EXERCISE INPUTS below:

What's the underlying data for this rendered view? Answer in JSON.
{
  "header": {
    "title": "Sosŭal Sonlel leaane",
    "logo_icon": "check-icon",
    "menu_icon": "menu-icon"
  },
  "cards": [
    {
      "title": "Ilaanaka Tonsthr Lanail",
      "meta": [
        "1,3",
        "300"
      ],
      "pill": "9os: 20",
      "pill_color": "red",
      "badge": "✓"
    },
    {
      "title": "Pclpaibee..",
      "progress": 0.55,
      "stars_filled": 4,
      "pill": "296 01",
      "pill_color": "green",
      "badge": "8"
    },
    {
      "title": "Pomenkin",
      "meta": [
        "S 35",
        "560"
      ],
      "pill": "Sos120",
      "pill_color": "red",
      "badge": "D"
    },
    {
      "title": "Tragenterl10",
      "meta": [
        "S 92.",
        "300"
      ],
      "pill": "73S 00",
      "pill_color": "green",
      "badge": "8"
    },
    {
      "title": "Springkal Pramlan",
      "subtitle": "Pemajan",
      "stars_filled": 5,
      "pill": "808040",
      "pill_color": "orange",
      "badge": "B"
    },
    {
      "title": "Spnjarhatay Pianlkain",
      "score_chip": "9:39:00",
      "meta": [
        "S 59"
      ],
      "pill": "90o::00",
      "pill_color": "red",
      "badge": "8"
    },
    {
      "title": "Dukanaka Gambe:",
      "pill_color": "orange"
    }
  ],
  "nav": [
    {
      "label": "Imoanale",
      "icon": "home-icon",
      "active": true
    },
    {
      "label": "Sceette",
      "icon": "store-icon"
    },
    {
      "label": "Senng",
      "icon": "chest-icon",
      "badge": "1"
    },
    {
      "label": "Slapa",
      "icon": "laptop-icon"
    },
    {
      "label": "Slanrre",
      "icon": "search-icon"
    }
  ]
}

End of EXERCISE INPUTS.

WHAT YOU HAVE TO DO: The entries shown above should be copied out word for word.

RESPONSE FOR THIS EXERCISE:
What's the underlying data for this rendered view? Answer in JSON.
{
  "header": {
    "title": "Sosŭal Sonlel leaane",
    "logo_icon": "check-icon",
    "menu_icon": "menu-icon"
  },
  "cards": [
    {
      "title": "Ilaanaka Tonsthr Lanail",
      "meta": [
        "1,3",
        "300"
      ],
      "pill": "9os: 20",
      "pill_color": "red",
      "badge": "✓"
    },
    {
      "title": "Pclpaibee..",
      "progress": 0.55,
      "stars_filled": 4,
      "pill": "296 01",
      "pill_color": "green",
      "badge": "8"
    },
    {
      "title": "Pomenkin",
      "meta": [
        "S 35",
        "560"
      ],
      "pill": "Sos120",
      "pill_color": "red",
      "badge": "D"
    },
    {
      "title": "Tragenterl10",
      "meta": [
        "S 92.",
        "300"
      ],
      "pill": "73S 00",
      "pill_color": "green",
      "badge": "8"
    },
    {
      "title": "Springkal Pramlan",
      "subtitle": "Pemajan",
      "stars_filled": 5,
      "pill": "808040",
      "pill_color": "orange",
      "badge": "B"
    },
    {
      "title": "Spnjarhatay Pianlkain",
      "score_chip": "9:39:00",
      "meta": [
        "S 59"
      ],
      "pill": "90o::00",
      "pill_color": "red",
      "badge": "8"
    },
    {
      "title": "Dukanaka Gambe:",
      "pill_color": "orange"
    }
  ],
  "nav": [
    {
      "label": "Imoanale",
      "icon": "home-icon",
      "active": true
    },
    {
      "label": "Sceette",
      "icon": "store-icon"
    },
    {
      "label": "Senng",
      "icon": "chest-icon",
      "badge": "1"
    },
    {
      "label": "Slapa",
      "icon": "laptop-icon"
    },
    {
      "label": "Slanrre",
      "icon": "search-icon"
    }
  ]
}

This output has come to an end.